◆ Try it:
Which lines in the records below contain the word "JSON"? Report each of them.

(Data extracted from a collection)

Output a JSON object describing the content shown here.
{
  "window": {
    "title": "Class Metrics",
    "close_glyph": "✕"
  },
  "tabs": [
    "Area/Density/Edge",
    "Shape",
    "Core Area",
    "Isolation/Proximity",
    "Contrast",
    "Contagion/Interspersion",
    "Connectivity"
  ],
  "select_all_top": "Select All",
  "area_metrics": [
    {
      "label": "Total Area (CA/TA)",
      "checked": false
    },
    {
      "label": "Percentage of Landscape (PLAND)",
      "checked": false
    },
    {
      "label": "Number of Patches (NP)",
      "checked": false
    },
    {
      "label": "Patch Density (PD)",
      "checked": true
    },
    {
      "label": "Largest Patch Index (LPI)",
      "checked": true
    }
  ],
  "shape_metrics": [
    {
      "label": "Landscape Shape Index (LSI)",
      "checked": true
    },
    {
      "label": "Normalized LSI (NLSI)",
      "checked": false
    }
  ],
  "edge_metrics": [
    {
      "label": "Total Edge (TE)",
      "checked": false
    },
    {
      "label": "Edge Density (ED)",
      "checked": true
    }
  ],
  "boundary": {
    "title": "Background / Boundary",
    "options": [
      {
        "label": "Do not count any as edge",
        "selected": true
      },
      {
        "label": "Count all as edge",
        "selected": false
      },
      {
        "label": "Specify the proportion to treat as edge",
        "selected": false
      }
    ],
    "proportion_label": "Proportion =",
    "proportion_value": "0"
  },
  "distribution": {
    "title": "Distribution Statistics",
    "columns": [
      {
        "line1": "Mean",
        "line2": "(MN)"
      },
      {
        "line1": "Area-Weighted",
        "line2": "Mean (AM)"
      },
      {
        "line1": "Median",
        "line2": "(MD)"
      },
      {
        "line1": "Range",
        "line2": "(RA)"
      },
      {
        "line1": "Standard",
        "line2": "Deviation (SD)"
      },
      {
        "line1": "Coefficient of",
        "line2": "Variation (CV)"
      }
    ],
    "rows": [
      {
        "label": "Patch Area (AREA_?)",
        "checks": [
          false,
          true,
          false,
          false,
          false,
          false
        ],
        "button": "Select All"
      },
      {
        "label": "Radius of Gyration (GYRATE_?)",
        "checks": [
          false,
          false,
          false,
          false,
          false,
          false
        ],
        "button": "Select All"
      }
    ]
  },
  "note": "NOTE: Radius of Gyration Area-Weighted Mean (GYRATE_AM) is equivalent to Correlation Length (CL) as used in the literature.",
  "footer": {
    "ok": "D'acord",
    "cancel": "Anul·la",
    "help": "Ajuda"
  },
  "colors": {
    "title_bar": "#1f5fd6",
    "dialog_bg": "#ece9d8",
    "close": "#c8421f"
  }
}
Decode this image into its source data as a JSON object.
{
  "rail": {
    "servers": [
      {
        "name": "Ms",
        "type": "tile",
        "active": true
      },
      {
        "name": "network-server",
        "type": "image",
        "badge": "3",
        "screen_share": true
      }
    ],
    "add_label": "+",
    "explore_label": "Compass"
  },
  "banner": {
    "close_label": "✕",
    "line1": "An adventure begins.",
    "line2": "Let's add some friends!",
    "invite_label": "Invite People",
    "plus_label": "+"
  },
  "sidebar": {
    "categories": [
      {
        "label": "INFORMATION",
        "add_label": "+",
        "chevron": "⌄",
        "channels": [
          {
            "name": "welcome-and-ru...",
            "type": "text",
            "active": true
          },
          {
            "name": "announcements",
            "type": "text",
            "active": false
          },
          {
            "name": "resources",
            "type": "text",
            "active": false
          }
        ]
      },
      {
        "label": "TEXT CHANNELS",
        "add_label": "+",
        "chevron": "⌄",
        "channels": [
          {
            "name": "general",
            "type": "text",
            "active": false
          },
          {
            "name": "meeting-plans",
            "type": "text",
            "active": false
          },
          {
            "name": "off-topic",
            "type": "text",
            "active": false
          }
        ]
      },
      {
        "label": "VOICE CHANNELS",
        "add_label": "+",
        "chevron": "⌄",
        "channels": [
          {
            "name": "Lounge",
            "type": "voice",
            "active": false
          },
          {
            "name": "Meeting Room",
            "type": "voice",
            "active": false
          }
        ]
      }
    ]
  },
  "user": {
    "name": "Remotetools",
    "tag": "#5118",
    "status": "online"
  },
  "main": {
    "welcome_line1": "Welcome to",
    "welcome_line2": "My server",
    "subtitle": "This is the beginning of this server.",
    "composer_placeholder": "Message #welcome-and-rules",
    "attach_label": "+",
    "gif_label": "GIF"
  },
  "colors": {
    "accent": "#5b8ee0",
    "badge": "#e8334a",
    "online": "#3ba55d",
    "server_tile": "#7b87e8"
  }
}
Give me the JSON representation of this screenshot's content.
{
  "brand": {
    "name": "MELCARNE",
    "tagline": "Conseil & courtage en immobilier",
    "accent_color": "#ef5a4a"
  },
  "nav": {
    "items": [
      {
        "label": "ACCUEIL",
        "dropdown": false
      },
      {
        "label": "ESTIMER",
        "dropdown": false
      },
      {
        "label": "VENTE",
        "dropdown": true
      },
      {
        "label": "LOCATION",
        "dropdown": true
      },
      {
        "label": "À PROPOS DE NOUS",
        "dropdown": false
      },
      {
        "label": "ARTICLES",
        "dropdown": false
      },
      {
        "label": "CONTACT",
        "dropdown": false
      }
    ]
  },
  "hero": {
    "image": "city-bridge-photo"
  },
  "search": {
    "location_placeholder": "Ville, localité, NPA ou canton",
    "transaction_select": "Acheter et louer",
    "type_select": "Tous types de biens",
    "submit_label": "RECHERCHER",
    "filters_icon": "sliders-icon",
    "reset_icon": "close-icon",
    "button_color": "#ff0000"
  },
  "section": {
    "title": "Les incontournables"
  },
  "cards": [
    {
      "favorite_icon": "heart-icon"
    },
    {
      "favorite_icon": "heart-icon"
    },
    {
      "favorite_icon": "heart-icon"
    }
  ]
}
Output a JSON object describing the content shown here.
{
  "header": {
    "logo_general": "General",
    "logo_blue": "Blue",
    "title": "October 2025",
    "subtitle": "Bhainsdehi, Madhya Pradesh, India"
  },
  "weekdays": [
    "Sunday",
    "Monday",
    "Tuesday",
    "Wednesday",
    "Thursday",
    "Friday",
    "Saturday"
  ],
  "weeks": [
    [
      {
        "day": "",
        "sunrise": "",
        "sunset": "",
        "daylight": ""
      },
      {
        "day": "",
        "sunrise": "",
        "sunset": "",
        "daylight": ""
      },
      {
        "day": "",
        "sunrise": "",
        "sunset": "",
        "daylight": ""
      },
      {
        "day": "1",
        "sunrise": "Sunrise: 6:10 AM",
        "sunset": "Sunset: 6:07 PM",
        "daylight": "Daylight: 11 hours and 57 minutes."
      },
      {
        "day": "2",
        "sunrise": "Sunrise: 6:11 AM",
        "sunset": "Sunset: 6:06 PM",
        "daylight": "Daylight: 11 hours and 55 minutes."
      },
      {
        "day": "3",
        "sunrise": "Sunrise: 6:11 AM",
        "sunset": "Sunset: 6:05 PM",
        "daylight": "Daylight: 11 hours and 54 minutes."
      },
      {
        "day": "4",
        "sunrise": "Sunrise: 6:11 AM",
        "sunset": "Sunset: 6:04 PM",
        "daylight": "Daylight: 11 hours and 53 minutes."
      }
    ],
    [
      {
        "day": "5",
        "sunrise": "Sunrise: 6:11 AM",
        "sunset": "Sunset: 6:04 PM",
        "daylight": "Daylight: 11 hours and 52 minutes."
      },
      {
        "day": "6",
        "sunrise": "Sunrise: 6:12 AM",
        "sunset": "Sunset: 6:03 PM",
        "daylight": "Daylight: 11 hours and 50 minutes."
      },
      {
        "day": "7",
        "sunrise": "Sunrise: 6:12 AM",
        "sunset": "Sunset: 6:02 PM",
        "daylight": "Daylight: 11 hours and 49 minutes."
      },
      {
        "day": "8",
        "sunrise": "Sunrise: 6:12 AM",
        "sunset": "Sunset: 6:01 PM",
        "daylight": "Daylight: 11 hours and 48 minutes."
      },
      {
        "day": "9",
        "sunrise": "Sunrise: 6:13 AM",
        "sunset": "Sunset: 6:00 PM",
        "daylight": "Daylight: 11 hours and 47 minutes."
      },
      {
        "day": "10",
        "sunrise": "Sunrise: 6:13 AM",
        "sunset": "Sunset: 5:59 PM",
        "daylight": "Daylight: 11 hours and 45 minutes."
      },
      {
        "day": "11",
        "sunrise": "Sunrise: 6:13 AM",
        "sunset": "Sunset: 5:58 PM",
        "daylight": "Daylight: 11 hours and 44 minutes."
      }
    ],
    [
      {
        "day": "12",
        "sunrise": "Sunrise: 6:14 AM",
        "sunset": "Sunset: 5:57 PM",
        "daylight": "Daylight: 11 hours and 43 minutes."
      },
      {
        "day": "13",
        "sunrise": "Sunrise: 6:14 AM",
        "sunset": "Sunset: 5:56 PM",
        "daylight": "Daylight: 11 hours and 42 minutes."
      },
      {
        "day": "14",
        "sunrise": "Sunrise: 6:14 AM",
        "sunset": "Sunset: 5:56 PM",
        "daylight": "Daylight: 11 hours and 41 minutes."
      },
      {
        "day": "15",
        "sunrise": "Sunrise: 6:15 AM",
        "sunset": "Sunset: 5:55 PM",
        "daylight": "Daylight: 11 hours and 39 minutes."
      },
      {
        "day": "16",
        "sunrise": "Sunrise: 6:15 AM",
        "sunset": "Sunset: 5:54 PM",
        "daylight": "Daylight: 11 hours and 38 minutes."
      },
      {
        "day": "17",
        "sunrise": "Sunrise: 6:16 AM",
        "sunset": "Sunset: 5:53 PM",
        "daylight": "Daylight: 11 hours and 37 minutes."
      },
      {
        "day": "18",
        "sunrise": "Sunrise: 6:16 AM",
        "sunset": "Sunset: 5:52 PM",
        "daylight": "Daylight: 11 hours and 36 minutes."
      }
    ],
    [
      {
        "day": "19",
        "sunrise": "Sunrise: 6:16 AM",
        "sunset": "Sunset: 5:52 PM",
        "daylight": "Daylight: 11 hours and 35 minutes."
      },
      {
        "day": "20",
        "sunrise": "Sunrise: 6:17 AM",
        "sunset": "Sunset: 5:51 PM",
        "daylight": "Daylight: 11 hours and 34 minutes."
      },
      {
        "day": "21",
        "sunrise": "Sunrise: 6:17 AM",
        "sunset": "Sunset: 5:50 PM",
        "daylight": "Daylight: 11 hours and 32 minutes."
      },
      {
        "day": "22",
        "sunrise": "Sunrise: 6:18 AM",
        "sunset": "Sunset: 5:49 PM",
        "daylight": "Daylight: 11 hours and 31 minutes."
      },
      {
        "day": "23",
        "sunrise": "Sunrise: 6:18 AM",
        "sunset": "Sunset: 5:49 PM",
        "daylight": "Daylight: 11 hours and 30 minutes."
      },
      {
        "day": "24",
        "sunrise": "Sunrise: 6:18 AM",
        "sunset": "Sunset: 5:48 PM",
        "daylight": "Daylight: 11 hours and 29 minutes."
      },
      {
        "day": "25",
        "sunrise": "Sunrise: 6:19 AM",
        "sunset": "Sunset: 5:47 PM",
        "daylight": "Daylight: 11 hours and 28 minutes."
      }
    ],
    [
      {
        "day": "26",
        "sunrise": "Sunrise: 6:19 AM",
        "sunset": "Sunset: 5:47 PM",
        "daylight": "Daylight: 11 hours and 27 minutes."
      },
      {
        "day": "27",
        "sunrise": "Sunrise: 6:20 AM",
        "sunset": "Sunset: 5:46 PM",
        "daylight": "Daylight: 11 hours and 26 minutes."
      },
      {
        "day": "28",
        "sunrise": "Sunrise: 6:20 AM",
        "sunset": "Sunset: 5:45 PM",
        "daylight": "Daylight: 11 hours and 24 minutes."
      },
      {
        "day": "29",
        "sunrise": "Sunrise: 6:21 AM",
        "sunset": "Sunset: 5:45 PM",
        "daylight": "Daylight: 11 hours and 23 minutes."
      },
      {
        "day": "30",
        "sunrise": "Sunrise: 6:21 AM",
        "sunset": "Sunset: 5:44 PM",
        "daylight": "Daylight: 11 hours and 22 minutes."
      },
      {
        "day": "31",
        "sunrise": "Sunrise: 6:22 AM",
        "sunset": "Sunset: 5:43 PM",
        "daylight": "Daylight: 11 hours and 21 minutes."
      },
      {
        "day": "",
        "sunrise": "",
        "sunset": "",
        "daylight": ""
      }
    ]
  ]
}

◆ Output:
Output a JSON object describing the content shown here.
Decode this image into its source data as a JSON object.
Give me the JSON representation of this screenshot's content.
Output a JSON object describing the content shown here.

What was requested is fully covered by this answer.